Educational Leadership and Policy Studies
Carol Mullen, Ph.D.
Darlene Bruner, Ed.D.
Darlene Bruner, Ed.D.
Dana Zeidler, Ph.D.
science curriculum, creationism, pseudoscience, science education, educational leadership
Evolutionary theory in the scientific curricula of public education has been
scrutinized by religious societies for the better part of a century around the globe.
Although Darwin’s explanation of the mechanism of evolution—the process of natural
selection—is widely accepted by scientists in the United States and other industrialized
nations, the U.S. has lagged behind these other countries in accepting evolutionary theory
in public school curricula. The debate of what to include in textbooks and classroom
lessons is one of America’s most controversial issues. The creationist worldview of life’s
origins has been incorporated into science curriculum as a direct challenge to natural
selection and evolutionary theory, stretching the interpretation of the First Amendment
and the Establishment Clause of the U.S. Constitution under the guise of academic
freedom. The debate has reached the U.S. Supreme Court on more than one occasion.
Each landmark case has resulted in the Court’s decision to keep public school science
courses free of theistic explanations of the origins of life or creation of species, most
specifically humankind. The battle has continued and gained momentum in recent years,
even in light of the Court’s decisions. The idea of intelligent design (ID) is the latest
attempt by creationists to explain the existence of life, and many state boards of
education and school districts throughout the country are considering the adoption of new
science curricula that include ID as an adequate alternative to evolutionary theory. In the
recent federal case
Kitzmiller v. The Dover Area School District Justice John E. Jones, III
ruled that ID was not a science at all, and instead was a religious belief violating
Establishment Clause of the First Amendment of the U.S. Constitution.
Intelligent design is considered by scientists to be pseudoscience posing as
scientific principle. The scientific perspective is that unsubstantiated pseudoscientific
principles create misconceptions and have a deleterious effect upon science education.
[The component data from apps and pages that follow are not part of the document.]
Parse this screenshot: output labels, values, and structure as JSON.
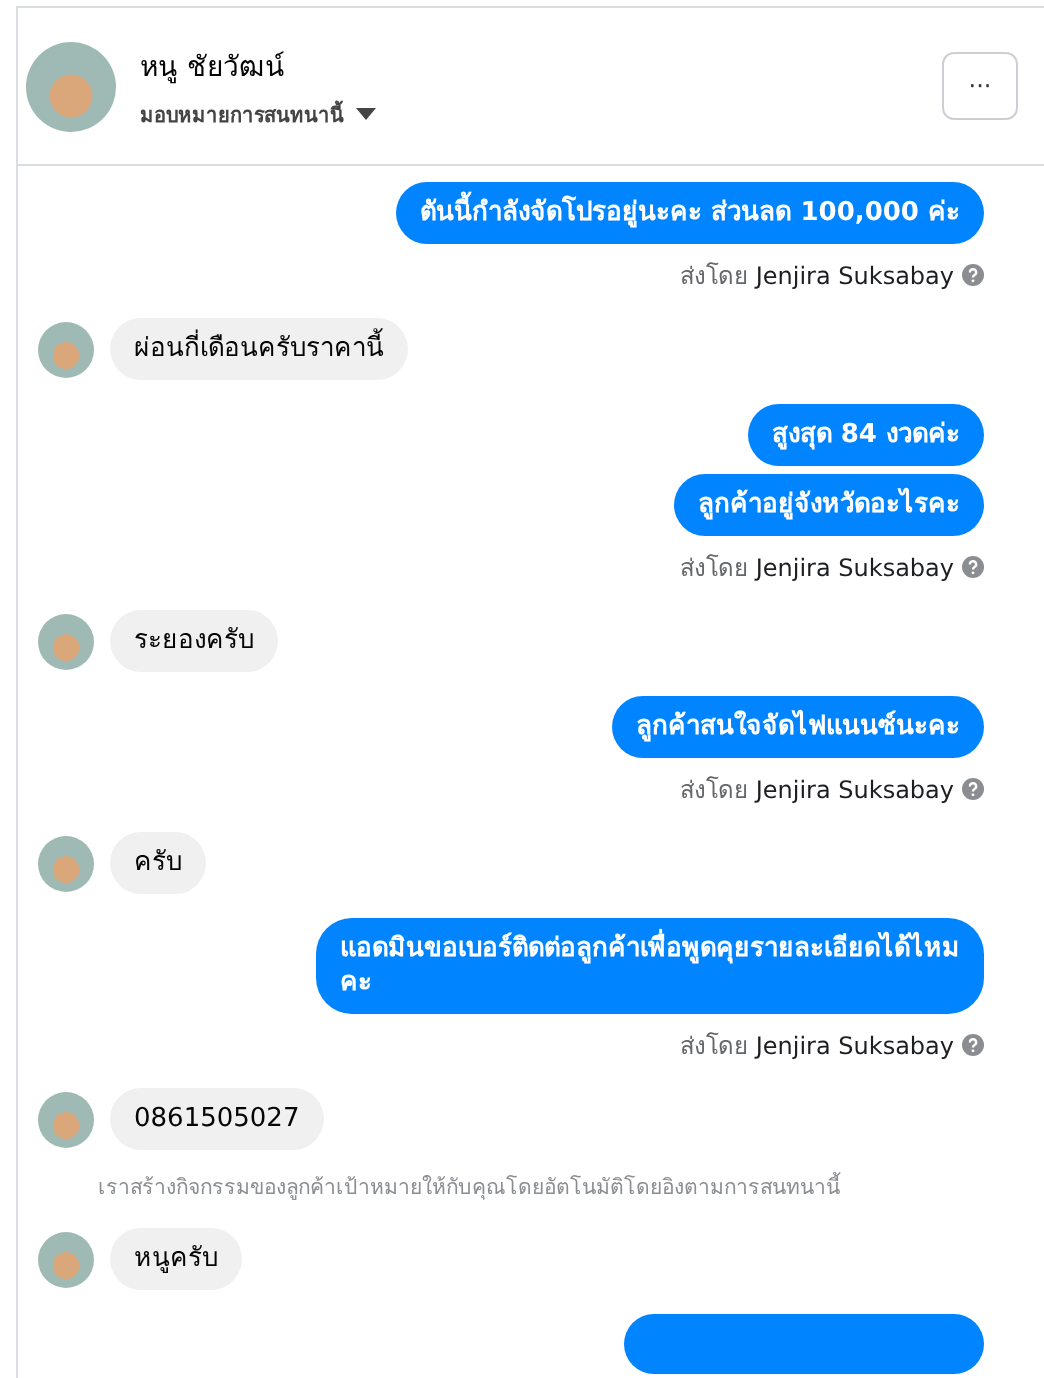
{
  "header": {
    "name": "หนู ชัยวัฒน์",
    "subtitle": "มอบหมายการสนทนานี้",
    "more_button": "···"
  },
  "messages": [
    {
      "kind": "outgoing",
      "text": "ตันนี้กำลังจัดโปรอยู่นะคะ ส่วนลด 100,000 ค่ะ",
      "sent_by_label": "ส่งโดย",
      "sent_by_name": "Jenjira Suksabay"
    },
    {
      "kind": "incoming",
      "text": "ผ่อนกี่เดือนครับราคานี้"
    },
    {
      "kind": "outgoing",
      "text": "สูงสุด 84 งวดค่ะ"
    },
    {
      "kind": "outgoing",
      "text": "ลูกค้าอยู่จังหวัดอะไรคะ",
      "sent_by_label": "ส่งโดย",
      "sent_by_name": "Jenjira Suksabay"
    },
    {
      "kind": "incoming",
      "text": "ระยองครับ"
    },
    {
      "kind": "outgoing",
      "text": "ลูกค้าสนใจจัดไฟแนนซ์นะคะ",
      "sent_by_label": "ส่งโดย",
      "sent_by_name": "Jenjira Suksabay"
    },
    {
      "kind": "incoming",
      "text": "ครับ"
    },
    {
      "kind": "outgoing",
      "text": "แอดมินขอเบอร์ติดต่อลูกค้าเพื่อพูดคุยรายละเอียดได้ไหมคะ",
      "sent_by_label": "ส่งโดย",
      "sent_by_name": "Jenjira Suksabay"
    },
    {
      "kind": "incoming",
      "text": "0861505027"
    },
    {
      "kind": "system",
      "text": "เราสร้างกิจกรรมของลูกค้าเป้าหมายให้กับคุณโดยอัตโนมัติโดยอิงตามการสนทนานี้"
    },
    {
      "kind": "incoming",
      "text": "หนูครับ"
    },
    {
      "kind": "partial"
    }
  ]
}
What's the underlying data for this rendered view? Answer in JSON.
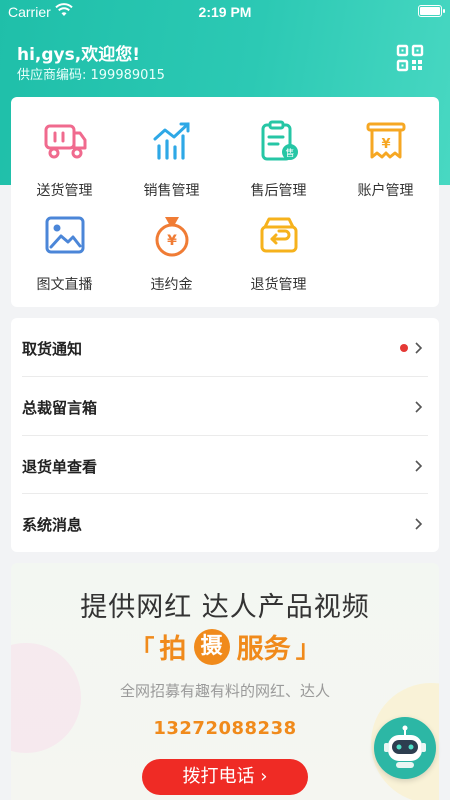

It
is argued herein that educational leaders must play a role in preventing cases of
pseudoscience arising in public school curriculum, thus strengthening the ability of our
country to produce knowledgeable scientists.
Scholar Commons Citation
Plank, Larry R., "Intelligent Design And Evolutionary Theory: Legal Battles And Classroom Relevance For School Leadership" (2006). Graduate Theses and Dissertations.